◆ Items from an interface collection:
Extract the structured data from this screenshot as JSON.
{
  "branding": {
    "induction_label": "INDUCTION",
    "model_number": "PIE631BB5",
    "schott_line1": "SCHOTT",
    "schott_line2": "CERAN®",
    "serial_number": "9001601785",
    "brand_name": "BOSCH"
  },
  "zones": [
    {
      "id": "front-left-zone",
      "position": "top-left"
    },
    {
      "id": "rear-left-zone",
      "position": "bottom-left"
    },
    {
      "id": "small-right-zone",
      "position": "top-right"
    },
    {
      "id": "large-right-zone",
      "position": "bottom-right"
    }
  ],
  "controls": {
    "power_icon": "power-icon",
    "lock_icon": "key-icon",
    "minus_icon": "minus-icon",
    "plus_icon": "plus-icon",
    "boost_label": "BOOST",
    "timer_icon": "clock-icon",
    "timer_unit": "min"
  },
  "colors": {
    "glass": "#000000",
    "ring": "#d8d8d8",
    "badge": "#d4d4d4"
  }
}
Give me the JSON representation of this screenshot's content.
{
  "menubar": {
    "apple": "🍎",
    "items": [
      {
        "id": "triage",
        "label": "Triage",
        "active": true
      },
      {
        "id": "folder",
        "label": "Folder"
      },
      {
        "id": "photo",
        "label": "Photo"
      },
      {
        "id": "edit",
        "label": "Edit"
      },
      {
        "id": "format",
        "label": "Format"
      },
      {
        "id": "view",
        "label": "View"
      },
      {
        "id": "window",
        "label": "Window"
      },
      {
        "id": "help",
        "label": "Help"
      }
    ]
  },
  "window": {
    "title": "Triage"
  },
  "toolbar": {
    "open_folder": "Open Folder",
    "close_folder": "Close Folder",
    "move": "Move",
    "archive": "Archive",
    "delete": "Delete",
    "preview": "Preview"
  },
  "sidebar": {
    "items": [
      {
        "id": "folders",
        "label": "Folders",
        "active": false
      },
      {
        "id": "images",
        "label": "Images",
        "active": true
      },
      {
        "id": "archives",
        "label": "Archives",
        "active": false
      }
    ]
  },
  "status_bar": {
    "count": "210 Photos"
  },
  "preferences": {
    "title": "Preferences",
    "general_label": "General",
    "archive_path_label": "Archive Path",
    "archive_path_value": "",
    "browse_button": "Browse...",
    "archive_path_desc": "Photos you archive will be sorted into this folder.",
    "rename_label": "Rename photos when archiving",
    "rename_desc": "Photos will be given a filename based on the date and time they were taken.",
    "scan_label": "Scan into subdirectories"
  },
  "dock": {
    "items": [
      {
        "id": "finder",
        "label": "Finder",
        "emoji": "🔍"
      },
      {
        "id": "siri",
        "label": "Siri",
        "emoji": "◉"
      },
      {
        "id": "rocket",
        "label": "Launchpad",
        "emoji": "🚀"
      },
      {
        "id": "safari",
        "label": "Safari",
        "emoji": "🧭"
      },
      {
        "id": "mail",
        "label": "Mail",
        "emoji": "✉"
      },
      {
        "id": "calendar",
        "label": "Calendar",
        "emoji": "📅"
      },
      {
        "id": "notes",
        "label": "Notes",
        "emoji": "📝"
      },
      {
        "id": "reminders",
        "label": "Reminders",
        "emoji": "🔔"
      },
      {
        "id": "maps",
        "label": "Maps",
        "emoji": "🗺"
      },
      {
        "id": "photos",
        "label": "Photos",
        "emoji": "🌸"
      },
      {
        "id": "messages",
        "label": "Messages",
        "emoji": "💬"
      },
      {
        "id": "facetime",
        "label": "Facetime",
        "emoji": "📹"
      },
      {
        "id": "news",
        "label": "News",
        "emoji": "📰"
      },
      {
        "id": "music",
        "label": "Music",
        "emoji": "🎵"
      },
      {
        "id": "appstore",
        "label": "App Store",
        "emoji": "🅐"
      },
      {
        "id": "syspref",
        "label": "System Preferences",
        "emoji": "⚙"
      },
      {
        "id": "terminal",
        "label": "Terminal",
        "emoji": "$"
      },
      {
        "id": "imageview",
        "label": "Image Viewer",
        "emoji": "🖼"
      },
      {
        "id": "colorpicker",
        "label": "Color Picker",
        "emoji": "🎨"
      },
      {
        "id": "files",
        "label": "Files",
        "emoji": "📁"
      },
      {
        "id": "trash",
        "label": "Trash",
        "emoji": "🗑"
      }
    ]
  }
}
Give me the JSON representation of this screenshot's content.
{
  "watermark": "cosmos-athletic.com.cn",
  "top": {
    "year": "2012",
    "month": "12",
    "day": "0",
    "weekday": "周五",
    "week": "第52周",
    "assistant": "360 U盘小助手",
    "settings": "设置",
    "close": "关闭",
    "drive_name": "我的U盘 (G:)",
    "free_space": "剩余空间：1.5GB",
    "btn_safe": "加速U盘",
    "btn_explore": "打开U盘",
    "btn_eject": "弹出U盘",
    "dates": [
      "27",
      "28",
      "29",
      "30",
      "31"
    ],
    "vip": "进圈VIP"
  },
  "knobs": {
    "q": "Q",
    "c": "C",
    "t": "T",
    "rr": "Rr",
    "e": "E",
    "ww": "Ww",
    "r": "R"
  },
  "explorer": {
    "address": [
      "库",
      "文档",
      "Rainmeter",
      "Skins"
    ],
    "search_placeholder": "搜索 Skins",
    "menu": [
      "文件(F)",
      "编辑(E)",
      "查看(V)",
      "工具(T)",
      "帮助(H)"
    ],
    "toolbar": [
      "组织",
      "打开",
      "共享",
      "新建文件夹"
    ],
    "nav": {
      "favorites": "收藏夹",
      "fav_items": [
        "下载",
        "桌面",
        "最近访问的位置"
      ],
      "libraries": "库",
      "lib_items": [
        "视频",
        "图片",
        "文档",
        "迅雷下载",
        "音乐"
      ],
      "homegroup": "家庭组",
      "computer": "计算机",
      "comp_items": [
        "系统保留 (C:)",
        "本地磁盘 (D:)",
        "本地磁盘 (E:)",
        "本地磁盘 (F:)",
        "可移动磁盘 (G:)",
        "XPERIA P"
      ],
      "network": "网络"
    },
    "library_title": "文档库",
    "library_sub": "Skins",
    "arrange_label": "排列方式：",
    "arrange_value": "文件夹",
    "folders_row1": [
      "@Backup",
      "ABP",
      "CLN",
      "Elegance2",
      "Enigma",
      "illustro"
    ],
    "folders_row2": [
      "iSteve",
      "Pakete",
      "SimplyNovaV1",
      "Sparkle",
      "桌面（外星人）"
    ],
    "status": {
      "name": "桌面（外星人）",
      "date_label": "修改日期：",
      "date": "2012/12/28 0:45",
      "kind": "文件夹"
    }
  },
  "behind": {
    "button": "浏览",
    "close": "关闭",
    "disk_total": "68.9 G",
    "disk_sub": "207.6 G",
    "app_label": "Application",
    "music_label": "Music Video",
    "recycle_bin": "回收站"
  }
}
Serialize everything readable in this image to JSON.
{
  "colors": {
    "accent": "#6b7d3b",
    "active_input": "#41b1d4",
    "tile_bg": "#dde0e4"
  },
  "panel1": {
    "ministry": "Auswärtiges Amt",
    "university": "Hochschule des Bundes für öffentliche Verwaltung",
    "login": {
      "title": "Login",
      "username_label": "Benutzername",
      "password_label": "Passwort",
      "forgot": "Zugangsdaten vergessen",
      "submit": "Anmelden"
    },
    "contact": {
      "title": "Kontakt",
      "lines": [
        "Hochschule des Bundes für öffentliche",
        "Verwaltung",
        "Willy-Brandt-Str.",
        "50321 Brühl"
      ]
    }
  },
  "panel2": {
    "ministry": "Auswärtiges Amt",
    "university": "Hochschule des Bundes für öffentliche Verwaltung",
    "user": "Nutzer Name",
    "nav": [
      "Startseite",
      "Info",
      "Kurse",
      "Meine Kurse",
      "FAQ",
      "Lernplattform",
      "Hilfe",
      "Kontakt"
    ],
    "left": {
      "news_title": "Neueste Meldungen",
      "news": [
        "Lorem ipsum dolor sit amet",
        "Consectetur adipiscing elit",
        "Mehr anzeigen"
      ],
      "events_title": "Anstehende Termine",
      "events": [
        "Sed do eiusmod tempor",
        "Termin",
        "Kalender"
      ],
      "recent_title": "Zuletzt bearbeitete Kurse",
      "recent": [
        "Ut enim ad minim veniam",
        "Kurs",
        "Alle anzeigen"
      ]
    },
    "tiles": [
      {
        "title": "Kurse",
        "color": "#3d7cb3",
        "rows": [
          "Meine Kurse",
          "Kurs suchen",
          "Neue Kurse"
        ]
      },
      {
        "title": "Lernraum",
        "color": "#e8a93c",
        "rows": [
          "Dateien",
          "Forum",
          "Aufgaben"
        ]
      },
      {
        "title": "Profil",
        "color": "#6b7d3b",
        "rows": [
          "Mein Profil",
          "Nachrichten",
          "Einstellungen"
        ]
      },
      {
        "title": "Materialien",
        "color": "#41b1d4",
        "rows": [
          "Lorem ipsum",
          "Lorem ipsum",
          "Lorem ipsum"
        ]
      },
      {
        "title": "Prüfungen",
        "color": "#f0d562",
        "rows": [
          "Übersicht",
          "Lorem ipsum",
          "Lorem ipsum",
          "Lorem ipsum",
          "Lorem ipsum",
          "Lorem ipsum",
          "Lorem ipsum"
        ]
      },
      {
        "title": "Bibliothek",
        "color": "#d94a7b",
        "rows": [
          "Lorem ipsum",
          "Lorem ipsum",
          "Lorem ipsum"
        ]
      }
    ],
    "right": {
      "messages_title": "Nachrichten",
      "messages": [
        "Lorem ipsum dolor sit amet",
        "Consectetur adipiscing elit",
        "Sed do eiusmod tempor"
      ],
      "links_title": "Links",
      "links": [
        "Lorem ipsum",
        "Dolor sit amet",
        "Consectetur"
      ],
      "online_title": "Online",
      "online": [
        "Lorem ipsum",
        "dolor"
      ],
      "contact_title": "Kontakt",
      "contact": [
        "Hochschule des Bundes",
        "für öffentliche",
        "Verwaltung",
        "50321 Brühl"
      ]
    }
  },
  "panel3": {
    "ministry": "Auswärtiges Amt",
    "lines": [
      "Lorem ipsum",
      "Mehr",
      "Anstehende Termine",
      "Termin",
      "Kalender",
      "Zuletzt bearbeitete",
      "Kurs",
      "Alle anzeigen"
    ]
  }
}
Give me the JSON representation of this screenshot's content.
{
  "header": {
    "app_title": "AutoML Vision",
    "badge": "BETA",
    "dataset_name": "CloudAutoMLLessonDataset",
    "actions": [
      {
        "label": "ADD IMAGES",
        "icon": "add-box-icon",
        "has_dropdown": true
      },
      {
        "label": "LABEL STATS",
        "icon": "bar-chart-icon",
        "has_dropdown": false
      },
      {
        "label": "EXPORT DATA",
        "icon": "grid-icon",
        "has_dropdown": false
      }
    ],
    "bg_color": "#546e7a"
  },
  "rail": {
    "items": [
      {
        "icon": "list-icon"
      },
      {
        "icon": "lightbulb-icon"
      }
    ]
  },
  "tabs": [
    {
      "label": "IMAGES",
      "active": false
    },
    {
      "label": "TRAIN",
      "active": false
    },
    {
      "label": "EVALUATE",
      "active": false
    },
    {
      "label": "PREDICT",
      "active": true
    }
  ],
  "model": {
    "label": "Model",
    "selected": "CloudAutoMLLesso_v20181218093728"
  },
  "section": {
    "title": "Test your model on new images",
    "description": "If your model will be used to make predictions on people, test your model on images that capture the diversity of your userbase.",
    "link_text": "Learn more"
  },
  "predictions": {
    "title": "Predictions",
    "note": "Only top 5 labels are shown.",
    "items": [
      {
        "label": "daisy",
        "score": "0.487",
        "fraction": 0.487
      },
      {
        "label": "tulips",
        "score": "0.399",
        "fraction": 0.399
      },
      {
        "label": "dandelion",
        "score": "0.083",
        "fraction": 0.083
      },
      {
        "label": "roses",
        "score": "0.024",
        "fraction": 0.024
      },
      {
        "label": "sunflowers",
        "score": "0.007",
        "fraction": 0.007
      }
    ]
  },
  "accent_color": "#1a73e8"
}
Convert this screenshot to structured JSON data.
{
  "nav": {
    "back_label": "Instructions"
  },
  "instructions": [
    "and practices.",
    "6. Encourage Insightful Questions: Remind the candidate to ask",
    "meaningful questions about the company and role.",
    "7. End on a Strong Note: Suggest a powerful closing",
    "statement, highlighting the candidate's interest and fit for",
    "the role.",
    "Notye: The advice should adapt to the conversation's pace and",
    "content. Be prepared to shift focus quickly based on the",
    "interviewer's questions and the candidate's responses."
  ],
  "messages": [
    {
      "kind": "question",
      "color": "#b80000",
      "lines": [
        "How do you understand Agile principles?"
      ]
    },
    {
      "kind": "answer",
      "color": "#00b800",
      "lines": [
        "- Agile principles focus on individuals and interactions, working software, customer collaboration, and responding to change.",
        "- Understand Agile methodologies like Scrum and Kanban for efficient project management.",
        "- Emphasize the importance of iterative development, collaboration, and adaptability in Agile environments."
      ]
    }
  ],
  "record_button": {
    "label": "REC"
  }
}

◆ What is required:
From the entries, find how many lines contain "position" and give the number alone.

◆ Solved problem:
4